The change in our weekend weather will begin with a sharp cold front moving east through eastern Ohio later today. The front will be accompanied by a line of showers and thunderstorms. Some of those storms this afternoon can be severe. Damaging straight-line winds and spotty hail are the primary threats with these storms. Pockets of heavy rain are also possible. The threat of tornadoes in eastern Ohio is nil.
While the main threat for severe storms is mainly during the afternoon and early evening, there is enough energy and instability for a spotty shower or thunderstorm during the morning. Any storms that happen to develop and move through the Valley this morning should remain non-severe.
The National Weather Service Storm Prediction Center (SPC) has all of eastern Ohio highlighted for the standard Slight Risk category (level 1 on a scale of 1 to 5).
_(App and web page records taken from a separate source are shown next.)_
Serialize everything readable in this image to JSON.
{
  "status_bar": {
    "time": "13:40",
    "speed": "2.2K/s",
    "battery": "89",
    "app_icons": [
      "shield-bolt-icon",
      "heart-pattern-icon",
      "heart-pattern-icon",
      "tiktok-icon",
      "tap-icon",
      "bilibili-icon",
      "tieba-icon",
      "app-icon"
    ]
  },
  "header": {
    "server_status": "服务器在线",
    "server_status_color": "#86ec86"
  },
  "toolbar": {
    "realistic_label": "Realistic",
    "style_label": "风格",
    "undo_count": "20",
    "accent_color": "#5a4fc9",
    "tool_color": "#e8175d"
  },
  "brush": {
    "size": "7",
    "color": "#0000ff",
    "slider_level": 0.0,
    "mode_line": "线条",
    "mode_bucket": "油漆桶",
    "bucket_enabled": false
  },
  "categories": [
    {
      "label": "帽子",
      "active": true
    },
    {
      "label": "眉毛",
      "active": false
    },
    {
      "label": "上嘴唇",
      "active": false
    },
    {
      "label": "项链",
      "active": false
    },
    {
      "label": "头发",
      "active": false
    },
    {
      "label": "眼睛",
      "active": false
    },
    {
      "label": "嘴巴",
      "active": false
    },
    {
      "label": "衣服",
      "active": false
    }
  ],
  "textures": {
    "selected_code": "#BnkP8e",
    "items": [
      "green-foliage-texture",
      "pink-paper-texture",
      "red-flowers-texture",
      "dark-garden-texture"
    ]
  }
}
I think we will see intervals of sunshine today. It will be warm and there will be plenty of moisture in the atmosphere. The trigger will be our cold front. Thunderstorms will almost certainly develop. It’s just a question of how strong they can become.
One of the primary factors that will have an impact on this afternoon’s storms will be the amount of clearing we will see ahead of the front. The more sunshine we manage to see this morning and early this afternoon, the more unstable the atmosphere will become. Today, sunshine will NOT be our friend.
While we can expect isolated thunderstorms early in the day, the main threat for severe thunderstorms will arrive in the late afternoon through early evening hours – between 4PM and 8PM.
- Damaging wind gusts
- Flash Flooding due to heavy rainfall
Tornadoes will not be a threat in eastern Ohio today. Remember, though, wind is wind. It doesn’t much matter to trees, power lines, roofs, or buildings if the wind is from a weak tornado or straight-line wind. The damage from straight-line wind can be just as bad as a weak tornado (EF0 or EF1).
AFTER THE STORMS
We’ll see quite the air mass change behind our cold front. Dew points today in the low to mid-60s will drop to the mid to upper-40s for Saturday as much drier air arrives. Temperatures locally will also be cooler – not cold, but it will be pleasantly cool and dry over the weekend.
A NOTE ABOUT WEATHER ALERTS
I do not send weather alerts. I do recommend an NOAA Weather Radio for home and work for weather alerts directly from the source – the National Weather Service. I also highly recommend the FEMA App for your phone and mobile device. Search ‘FEMA App’ on your device’s app store to download and install the app. The FEMA app is a non-commercial app and is programmable for weather alerts specific to your location and up to 4 additional locations. I’ve been using it for 5 years and it has never failed to alert during severe weather.